I'll continue to try and read differently, to read with an awareness of race that I had previously been privileged enough to ignore. I'll try to support small presses like the start-up Verb Noire, PoC authors both established (e.g. the incredible Nalo Hopkinson) and new (Craig Laurence Gidney) and blogs like World SF news. The more viewpoints that feel welcome in sf/f, as I have previously maintained, the better off we'll all be. The future will be incredibly diverse, and more diversity in writing about the future will help everyone think about it in more interesting ways. So while I haven’t become some enlightened being overnight, at least I know to be aware of things I wasn’t before, and hopefully I’ll be able to seek out more authors who will enlighten me further.

PS - this isn't as much a review of Kim as it is a description of an evolution in my thought process. However, Kim is over 100 years old now. You can find out lots about it if you want to. It certainly was quite influential for a significant swath of genre fiction, and worth reading on that account. Also, it is a rather fine illustration of colonialism in action, if you want to see what that looked like at the time. And it's a fun read, although the language hasn't dated terribly well.
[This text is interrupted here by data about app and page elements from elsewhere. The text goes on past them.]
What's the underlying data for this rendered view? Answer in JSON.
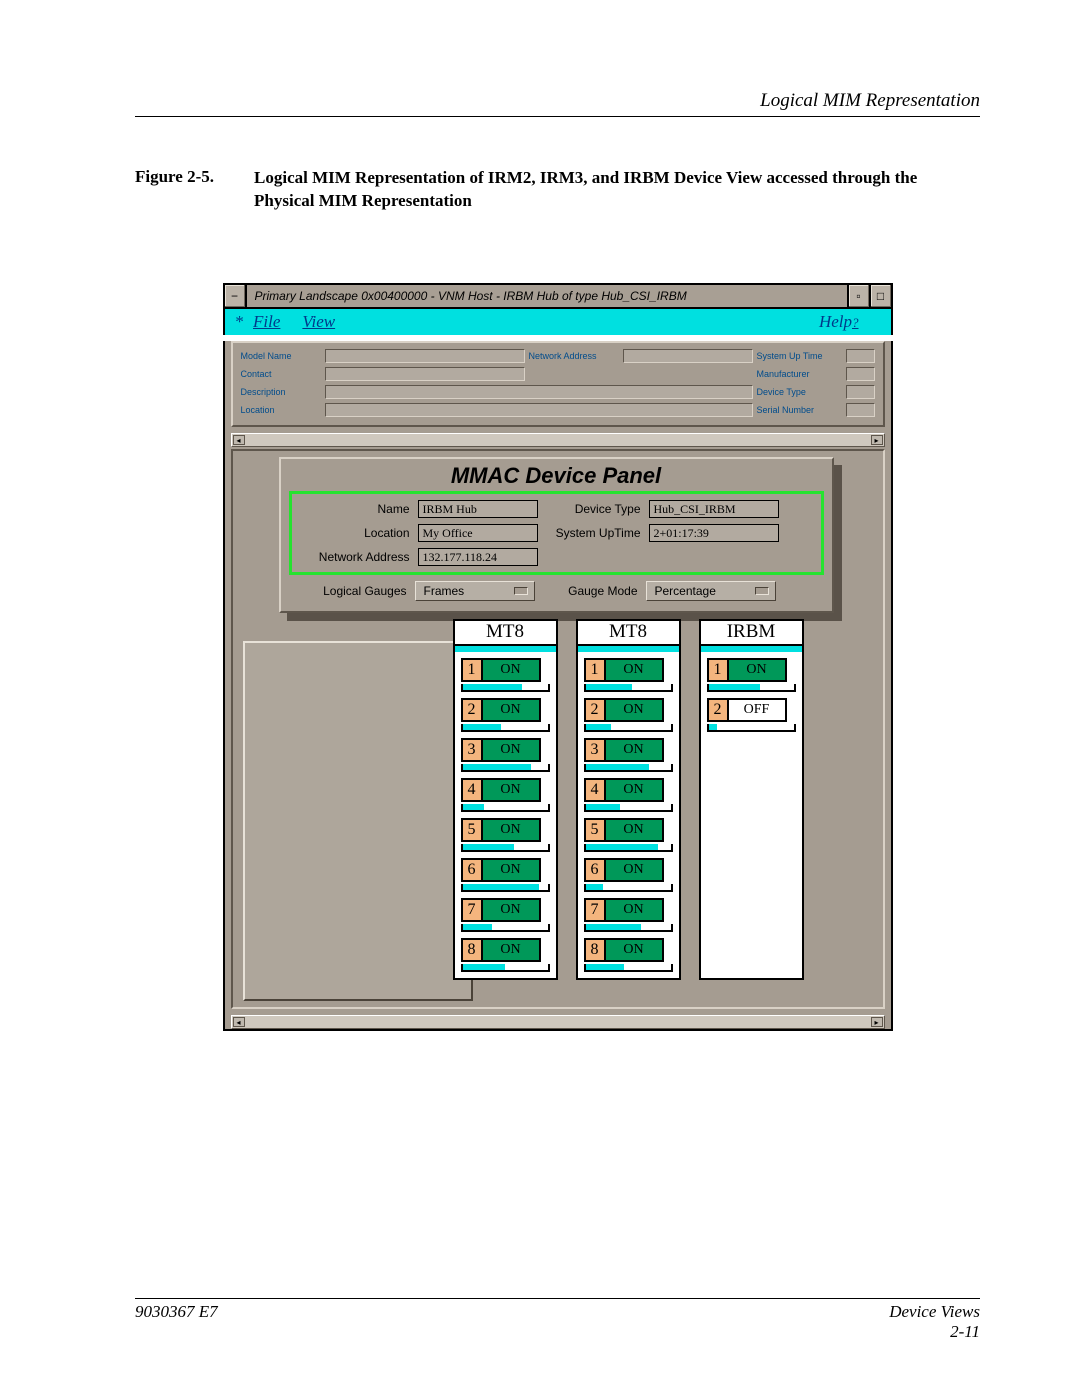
{
  "doc": {
    "header": "Logical MIM Representation",
    "figure_label": "Figure 2-5.",
    "figure_text": "Logical MIM Representation of IRM2, IRM3, and IRBM Device View accessed through the Physical MIM Representation",
    "footer_left": "9030367 E7",
    "footer_right_a": "Device Views",
    "footer_right_b": "2-11"
  },
  "window": {
    "title": "Primary Landscape 0x00400000 - VNM Host - IRBM Hub of type Hub_CSI_IRBM",
    "menu": {
      "file": "File",
      "view": "View",
      "help": "Help",
      "star": "*",
      "q": "?"
    },
    "info_labels": {
      "model_name": "Model Name",
      "network_address": "Network Address",
      "system_up_time": "System Up Time",
      "contact": "Contact",
      "manufacturer": "Manufacturer",
      "description": "Description",
      "device_type": "Device Type",
      "location": "Location",
      "serial_number": "Serial Number"
    }
  },
  "mmac": {
    "title": "MMAC Device Panel",
    "labels": {
      "name": "Name",
      "location": "Location",
      "network_address": "Network Address",
      "device_type": "Device Type",
      "system_uptime": "System UpTime",
      "logical_gauges": "Logical Gauges",
      "gauge_mode": "Gauge Mode"
    },
    "values": {
      "name": "IRBM Hub",
      "location": "My Office",
      "network_address": "132.177.118.24",
      "device_type": "Hub_CSI_IRBM",
      "system_uptime": "2+01:17:39",
      "logical_gauges": "Frames",
      "gauge_mode": "Percentage"
    }
  },
  "modules": [
    {
      "name": "MT8",
      "ports": [
        {
          "n": "1",
          "s": "ON",
          "on": true,
          "g": 70
        },
        {
          "n": "2",
          "s": "ON",
          "on": true,
          "g": 45
        },
        {
          "n": "3",
          "s": "ON",
          "on": true,
          "g": 80
        },
        {
          "n": "4",
          "s": "ON",
          "on": true,
          "g": 25
        },
        {
          "n": "5",
          "s": "ON",
          "on": true,
          "g": 60
        },
        {
          "n": "6",
          "s": "ON",
          "on": true,
          "g": 90
        },
        {
          "n": "7",
          "s": "ON",
          "on": true,
          "g": 35
        },
        {
          "n": "8",
          "s": "ON",
          "on": true,
          "g": 50
        }
      ]
    },
    {
      "name": "MT8",
      "ports": [
        {
          "n": "1",
          "s": "ON",
          "on": true,
          "g": 55
        },
        {
          "n": "2",
          "s": "ON",
          "on": true,
          "g": 30
        },
        {
          "n": "3",
          "s": "ON",
          "on": true,
          "g": 75
        },
        {
          "n": "4",
          "s": "ON",
          "on": true,
          "g": 40
        },
        {
          "n": "5",
          "s": "ON",
          "on": true,
          "g": 85
        },
        {
          "n": "6",
          "s": "ON",
          "on": true,
          "g": 20
        },
        {
          "n": "7",
          "s": "ON",
          "on": true,
          "g": 65
        },
        {
          "n": "8",
          "s": "ON",
          "on": true,
          "g": 45
        }
      ]
    },
    {
      "name": "IRBM",
      "ports": [
        {
          "n": "1",
          "s": "ON",
          "on": true,
          "g": 60
        },
        {
          "n": "2",
          "s": "OFF",
          "on": false,
          "g": 10
        }
      ]
    }
  ]
}
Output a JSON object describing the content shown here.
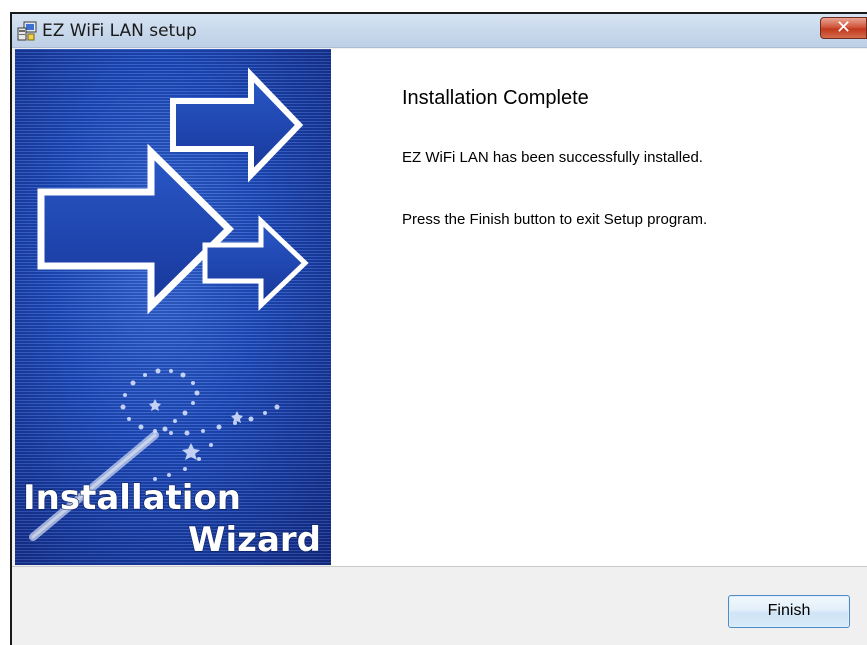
{
  "window": {
    "title": "EZ WiFi LAN setup",
    "close_label": "✕",
    "icon": "installer-icon"
  },
  "banner": {
    "line1": "Installation",
    "line2": "Wizard",
    "icon": "arrows-and-wand-graphic"
  },
  "content": {
    "heading": "Installation Complete",
    "message1": "EZ WiFi LAN has been successfully installed.",
    "message2": "Press the Finish button to exit Setup program."
  },
  "footer": {
    "finish_label": "Finish"
  },
  "colors": {
    "banner_blue": "#1c48b4",
    "titlebar": "#c9d9ec",
    "close_red": "#c2391c",
    "button_border": "#4f8bc8"
  }
}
I'm not in any way saying that people shouldn't read it--just that folks should be aware of its glaring flaws and less willing to give it a pass just because it's old, like I was going to do.

Wednesday, April 1, 2009
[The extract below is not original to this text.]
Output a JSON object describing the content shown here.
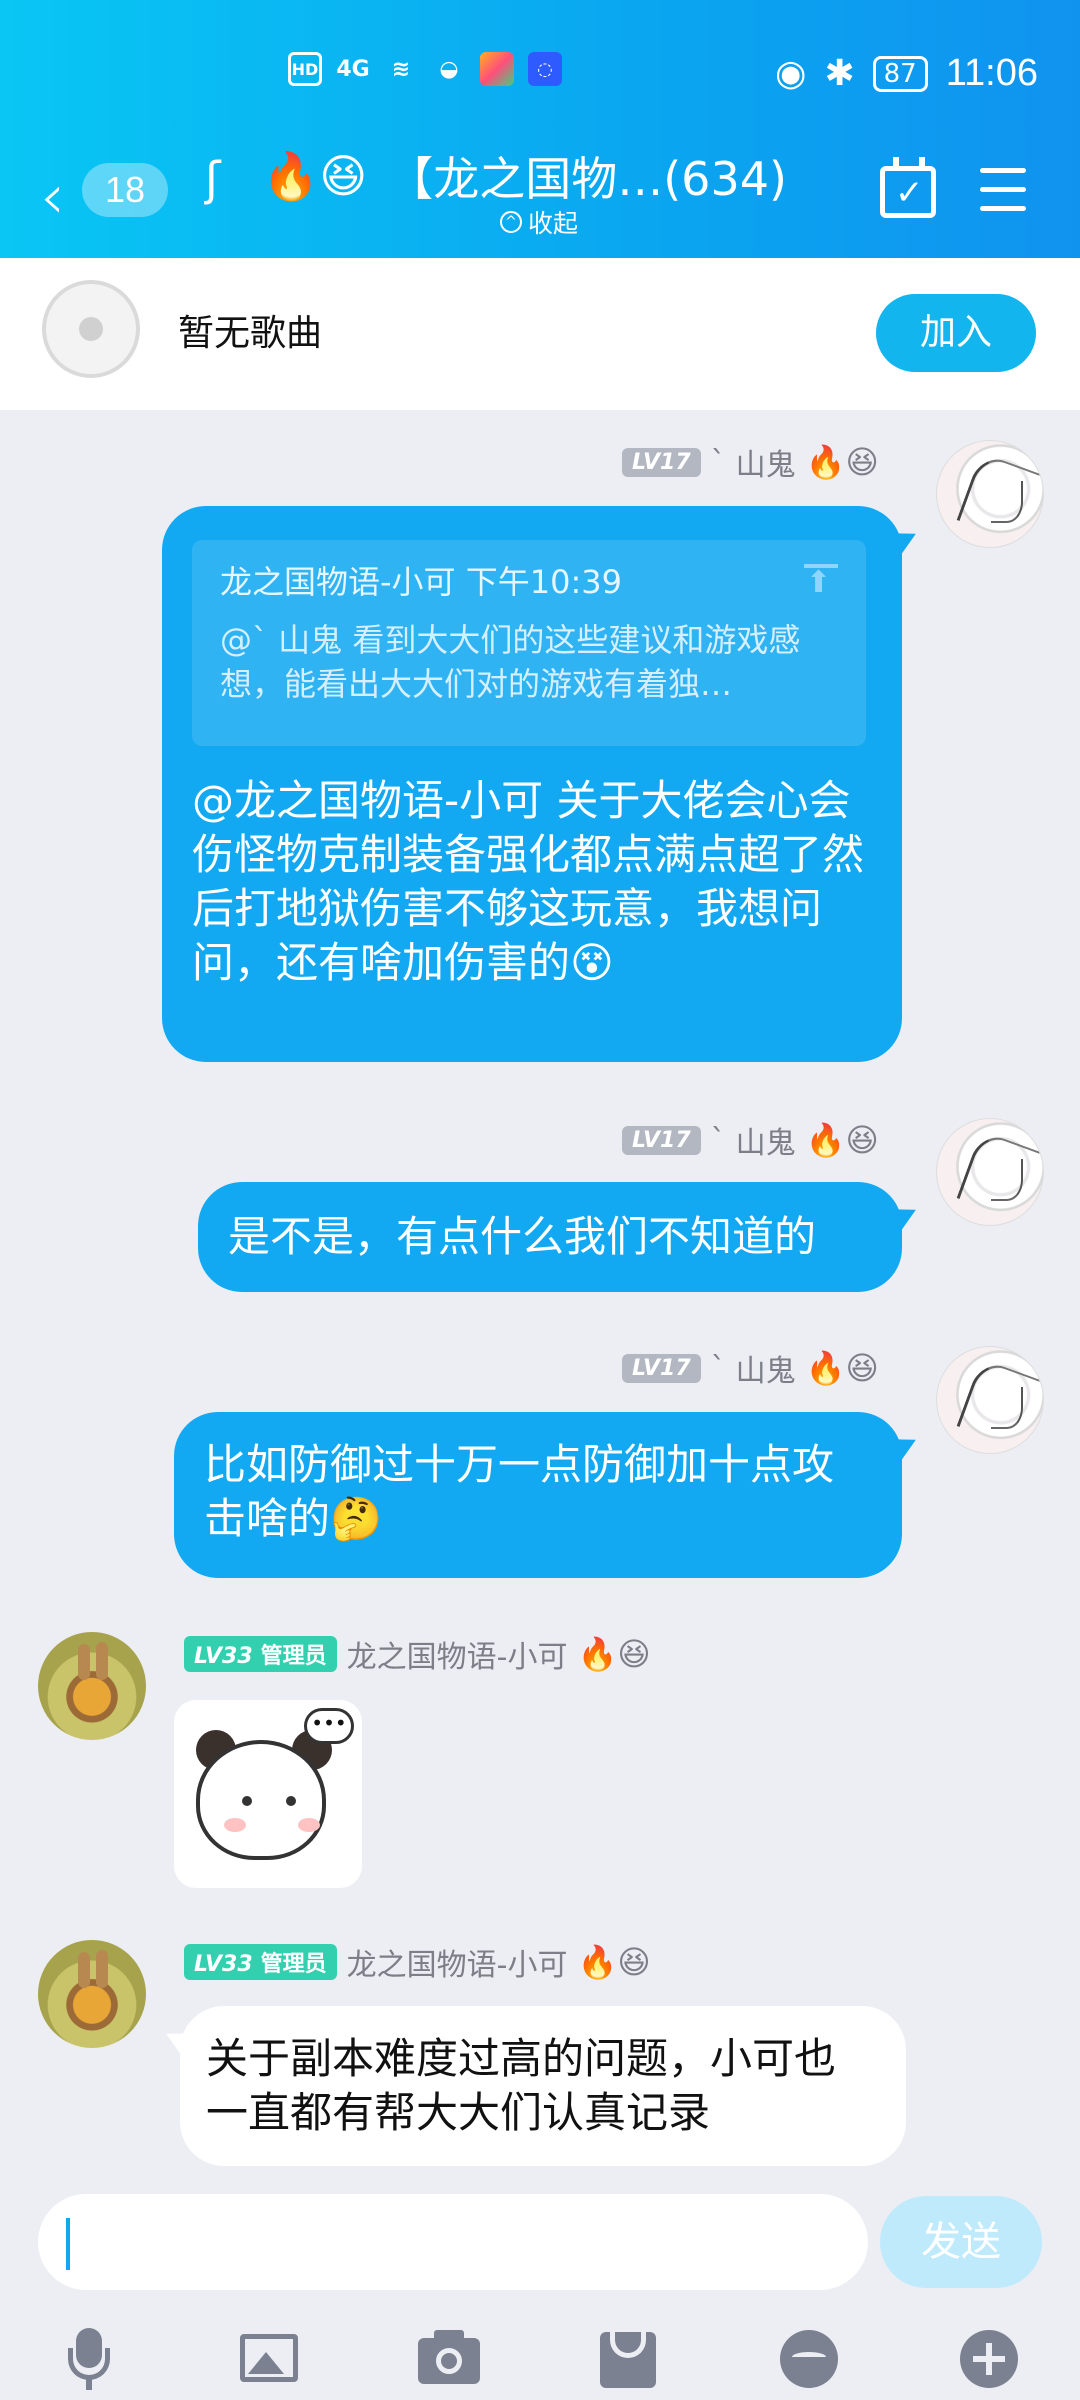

A Very Short Fiction Collection

This is a slim volume of short stories, perfect for airline or beach reading. In The Flattered Planet, A. R. Yngve proves himself to be an author of idea-a-minute inventiveness, but not much maturity. Especially with the politically oriented stories; they have all the subtlety of a brick to the head. (On a more general note, with the election of Barack Obama, stories that assume that the default 'President’ is like Bush Jr. aren’t aging well.) Of course, subtle is hard to do in stories with a maximum length of about 20 pages (small pages with large font and significant margins) and a minimum length of 6 words. (Of the flash-fic my favorite is: “He killed for the elixir of eternal youth. He got life.”) And some of the ideas are good: there's beautiful imagery in a story of underground women whose habitat is threatened by oil drilling (although inasmuch as they are portrayed as a threat, they contribute to a rather myopic treatment of women throughout). There’s also a good one about quantum observers and how even mundane things may effect the universe.
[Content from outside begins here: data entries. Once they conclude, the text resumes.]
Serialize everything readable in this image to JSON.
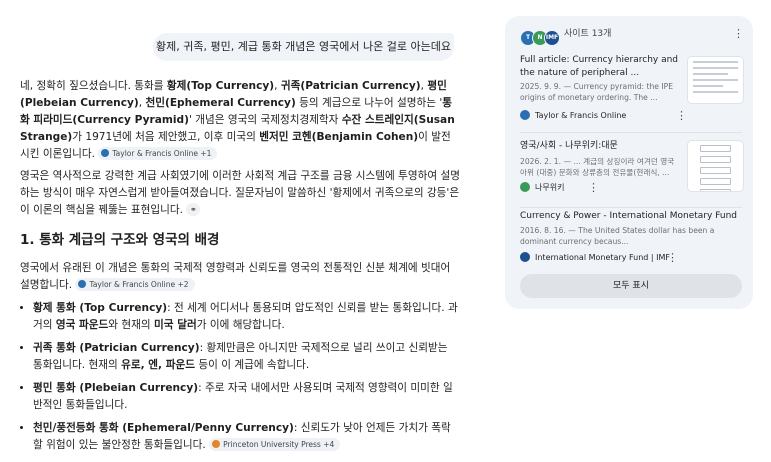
{
  "user_query": "황제, 귀족, 평민, 계급 통화 개념은 영국에서 나온 걸로 아는데요",
  "answer": {
    "p1": {
      "t1": "네, 정확히 짚으셨습니다. 통화를 ",
      "b1": "황제(Top Currency)",
      "t2": ", ",
      "b2": "귀족(Patrician Currency)",
      "t3": ", ",
      "b3": "평민(Plebeian Currency)",
      "t4": ", ",
      "b4": "천민(Ephemeral Currency)",
      "t5": " 등의 계급으로 나누어 설명하는 '",
      "b5": "통화 피라미드(Currency Pyramid)",
      "t6": "' 개념은 영국의 국제정치경제학자 ",
      "b6": "수잔 스트레인지(Susan Strange)",
      "t7": "가 1971년에 처음 제안했고, 이후 미국의 ",
      "b7": "벤저민 코헨(Benjamin Cohen)",
      "t8": "이 발전시킨 이론입니다.",
      "chip": "Taylor & Francis Online +1"
    },
    "p2": {
      "text": "영국은 역사적으로 강력한 계급 사회였기에 이러한 사회적 계급 구조를 금융 시스템에 투영하여 설명하는 방식이 매우 자연스럽게 받아들여졌습니다. 질문자님이 말씀하신 '황제에서 귀족으로의 강등'은 이 이론의 핵심을 꿰뚫는 표현입니다."
    },
    "heading": "1. 통화 계급의 구조와 영국의 배경",
    "p3": {
      "text": "영국에서 유래된 이 개념은 통화의 국제적 영향력과 신뢰도를 영국의 전통적인 신분 체계에 빗대어 설명합니다.",
      "chip": "Taylor & Francis Online +2"
    },
    "bullets": [
      {
        "term": "황제 통화 (Top Currency)",
        "t1": ": 전 세계 어디서나 통용되며 압도적인 신뢰를 받는 통화입니다. 과거의 ",
        "b1": "영국 파운드",
        "t2": "와 현재의 ",
        "b2": "미국 달러",
        "t3": "가 이에 해당합니다."
      },
      {
        "term": "귀족 통화 (Patrician Currency)",
        "t1": ": 황제만큼은 아니지만 국제적으로 널리 쓰이고 신뢰받는 통화입니다. 현재의 ",
        "b1": "유로, 엔, 파운드",
        "t2": " 등이 이 계급에 속합니다."
      },
      {
        "term": "평민 통화 (Plebeian Currency)",
        "t1": ": 주로 자국 내에서만 사용되며 국제적 영향력이 미미한 일반적인 통화들입니다."
      },
      {
        "term": "천민/풍전등화 통화 (Ephemeral/Penny Currency)",
        "t1": ": 신뢰도가 낮아 언제든 가치가 폭락할 위험이 있는 불안정한 통화들입니다.",
        "chip": "Princeton University Press +4"
      }
    ]
  },
  "sources_panel": {
    "header": "사이트 13개",
    "header_icons": [
      "T",
      "N",
      "IMF"
    ],
    "cards": [
      {
        "title": "Full article: Currency hierarchy and the nature of peripheral ...",
        "snippet": "2025. 9. 9. — Currency pyramid: the IPE origins of monetary ordering. The ...",
        "source": "Taylor & Francis Online"
      },
      {
        "title": "영국/사회 - 나무위키:대문",
        "snippet": "2026. 2. 1. — ... 계급의 상징이라 여겨던 영국 아위 (대중) 문화와 상류층의 전유물(현래식, ...",
        "source": "나무위키"
      },
      {
        "title": "Currency & Power - International Monetary Fund",
        "snippet": "2016. 8. 16. — The United States dollar has been a dominant currency becaus...",
        "source": "International Monetary Fund | IMF"
      }
    ],
    "show_all": "모두 표시"
  },
  "colors": {
    "bubble_bg": "#f0f4f9",
    "panel_bg": "#f0f4f9",
    "chip_bg": "#eef1f5",
    "text": "#1f1f1f",
    "muted": "#6b6f73"
  },
  "icons": [
    "more-vert-icon",
    "link-icon",
    "source-favicon"
  ]
}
On the other hand, some of the stories devolve into outright silliness: in the opening story, one of the longest, increasingly powerful NASA telescopes discover an Earth-like planet. Following an unrealistically accelerated timeline, they see more and more detail, realizing that it's not just Earth-like, it's *exactly like* Earth. Eventually we send a probe, and they realize they're being watched. They paint their Moon in such a way that we can see it, claiming that we are poor copies of them. The viewpoint astronomer believes that they're a poor copy of us, and conceives a plan to send up a message flipping them off. In another, a thinly disguised Cory Doctorow is repeatedly revived after death, and forced to perform for the amusement of tormentors, since the ‘copyright’ on his life and experiences has expired and people can do what they want with him.

That's really where these stories fall down; even when the ideas are intriguing, Yngve tends to take the low road to silliness instead of examining them with any thematic depth. Still, it's much easier to forgive stories when they are <4000 words long; at least you haven't invested that much. So if you want a light read that throws around ideas like they're confetti, you could do worse than this. However, even with all the ideas in the air here, due to execution none of them completely rise to the level of thought-provoking.

Edited to Add: A. R. Yngve's Response